After four quarters of decline, GDP finally grew, and at a pace--3.5 percent annually--not seen since the summer of 2007. As my colleagues Alan Berube and Bill Galston point out, and as I argued last month, signs of economic growth don’t necessarily mean a rapid recovery, a sustained recovery, or even a recovery that feels meaningful to the vast majority of Americans. But that’s not the horse I want to ride today. Instead, I want to read the tea leaves (the details of the GDP numbers for the third quarter of this year) to see what they suggest about the geography of the recovery--which metro areas are likely to be recovering and which aren’t.
First, the obvious.
- The cash for clunkers program temporarily boosted auto sales and, most likely, the economic fortunes of the 62 metro areas (mostly in the Great Lakes and South Central regions) that depend heavily on making cars and auto parts.
- The first-time homebuyer tax credit, now set to expire at the end of November but possibly up for renewal, probably boosted housing sales and prices (or at least kept prices from sliding further) in the metro areas of Florida and the Southwest that were hit hardest by the collapse of the housing bubble. (The most recent Case-Shiller house price numbers bear this out, showing house prices rising over the summer in Los Angeles, Miami, Phoenix, San Diego, and Tampa and slowing their pace of decline in Las Vegas.)
- Federal government spending grew (although not by as much as in the second quarter of this year), largely as a result of the economic stimulus. That should especially benefit Washington, D.C., and metro areas such as Virginia Beach that have large military installations.
Now, the not-so-obvious.
- There’s good news for metro areas that specialize in a broad range of services. Consumer spending was up in the third quarter for health care (good for such places as Pittsburgh, Boston, and Rochester, Minnesota) and finance and insurance (good for banking centers such as New York and Jacksonville, Florida, and insurance centers such as Hartford). Consumer spending on food services and accommodations was up (although not as much as in the second quarter) and spending on recreation services grew briskly (after falling in the second quarter). That could give an economic boost to the hard-hit tourism-dependent metros of Florida and the Southwest.
- There’s also good news for some goods-producing places outside of auto country.

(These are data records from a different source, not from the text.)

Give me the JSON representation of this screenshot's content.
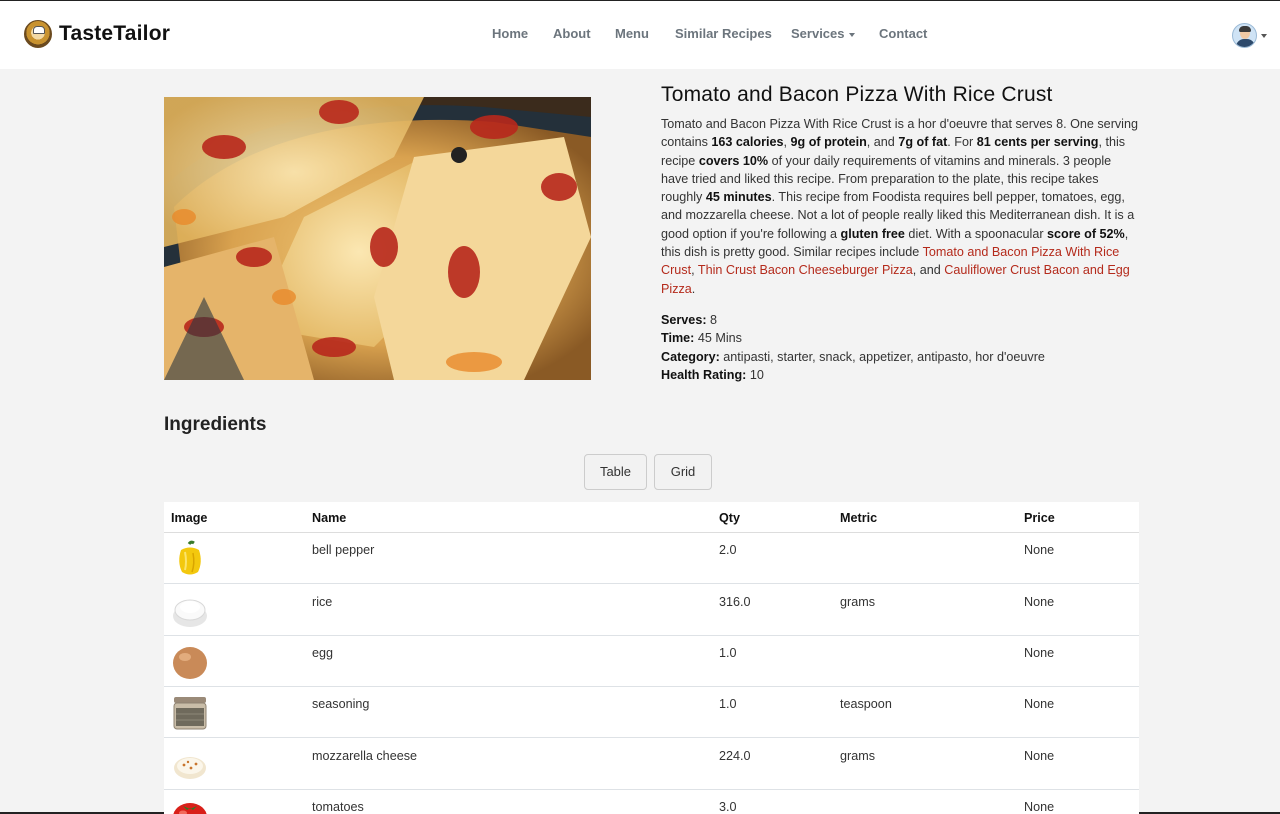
{
  "brand": {
    "name": "TasteTailor"
  },
  "nav": {
    "home": "Home",
    "about": "About",
    "menu": "Menu",
    "similar": "Similar Recipes",
    "services": "Services",
    "contact": "Contact"
  },
  "recipe": {
    "title": "Tomato and Bacon Pizza With Rice Crust",
    "summary": {
      "p1": "Tomato and Bacon Pizza With Rice Crust is a hor d'oeuvre that serves 8. One serving contains ",
      "calories": "163 calories",
      "sep1": ", ",
      "protein": "9g of protein",
      "sep2": ", and ",
      "fat": "7g of fat",
      "p2": ". For ",
      "cost": "81 cents per serving",
      "p3": ", this recipe ",
      "covers": "covers 10%",
      "p4": " of your daily requirements of vitamins and minerals. 3 people have tried and liked this recipe. From preparation to the plate, this recipe takes roughly ",
      "time": "45 minutes",
      "p5": ". This recipe from Foodista requires bell pepper, tomatoes, egg, and mozzarella cheese. Not a lot of people really liked this Mediterranean dish. It is a good option if you're following a ",
      "gluten": "gluten free",
      "p6": " diet. With a spoonacular ",
      "score": "score of 52%",
      "p7": ", this dish is pretty good. Similar recipes include ",
      "link1": "Tomato and Bacon Pizza With Rice Crust",
      "sep3": ", ",
      "link2": "Thin Crust Bacon Cheeseburger Pizza",
      "sep4": ", and ",
      "link3": "Cauliflower Crust Bacon and Egg Pizza",
      "end": "."
    },
    "facts": {
      "serves_label": "Serves:",
      "serves": " 8",
      "time_label": "Time:",
      "time": " 45 Mins",
      "category_label": "Category:",
      "category": " antipasti, starter, snack, appetizer, antipasto, hor d'oeuvre",
      "health_label": "Health Rating:",
      "health": " 10"
    }
  },
  "ingredients": {
    "title": "Ingredients",
    "buttons": {
      "table": "Table",
      "grid": "Grid"
    },
    "columns": [
      "Image",
      "Name",
      "Qty",
      "Metric",
      "Price"
    ],
    "rows": [
      {
        "name": "bell pepper",
        "qty": "2.0",
        "metric": "",
        "price": "None",
        "icon": "bell-pepper-icon"
      },
      {
        "name": "rice",
        "qty": "316.0",
        "metric": "grams",
        "price": "None",
        "icon": "rice-icon"
      },
      {
        "name": "egg",
        "qty": "1.0",
        "metric": "",
        "price": "None",
        "icon": "egg-icon"
      },
      {
        "name": "seasoning",
        "qty": "1.0",
        "metric": "teaspoon",
        "price": "None",
        "icon": "seasoning-jar-icon"
      },
      {
        "name": "mozzarella cheese",
        "qty": "224.0",
        "metric": "grams",
        "price": "None",
        "icon": "mozzarella-icon"
      },
      {
        "name": "tomatoes",
        "qty": "3.0",
        "metric": "",
        "price": "None",
        "icon": "tomato-icon"
      }
    ]
  },
  "colors": {
    "link": "#b42a1b",
    "nav_text": "#6c757d",
    "background": "#f3f3f3"
  }
}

Exports of goods were up because of the weakened dollar, giving a boost to most manufacturing centers. Consumption of domestically produced natural gas, electricity, gasoline, and other energy-related products rose sharply. That should be good for the metro economies of Texas and nearby states, which have already gotten off relatively easily during the recession. Consumers also increased their spending on U.S.-made clothing and footwear, potentially good news for such centers of textile manufacturing as Greensboro, North Carolina.
Where’s the bad news?
- State and local government spending fell as those governments moved to balance their budgets, suggesting that state capitals, which have been spared the worst impacts of the recession, may be taking a bigger economic hit than they did when the nation was in recession.
- Consumer spending on U.S.-made food and beverages (not including spending in restaurants, bars, and fast-food outlets) fell for the third quarter in a row. This could be bad news for food manufacturing metro areas such as Lancaster, Pennsylvania.
- Consumers cut spending on U.S.-made furnishings and durable household equipment, perhaps delivering an additional blow to the hard-hit furniture (and auto parts) manufacturing center of Grand Rapids, Michigan.
- Consumer spending on goods and recreational vehicles continued to decline, bad news for Ekhart, Indiana, the nation’s leading RV manufacturing center.
- Despite the general increase in goods exports, exports of civilian aircraft, engines, and parts fell, perhaps to the detriment of Seattle.
- Computer sales fell sharply, probably harming computer manufacturing centers such as San Jose, Boston, and Portland.
How will these trends all add up for regional economies? In December, with more detailed data, we will tell you. Until then, remember that prediction is easy, unless you’re taking about the future.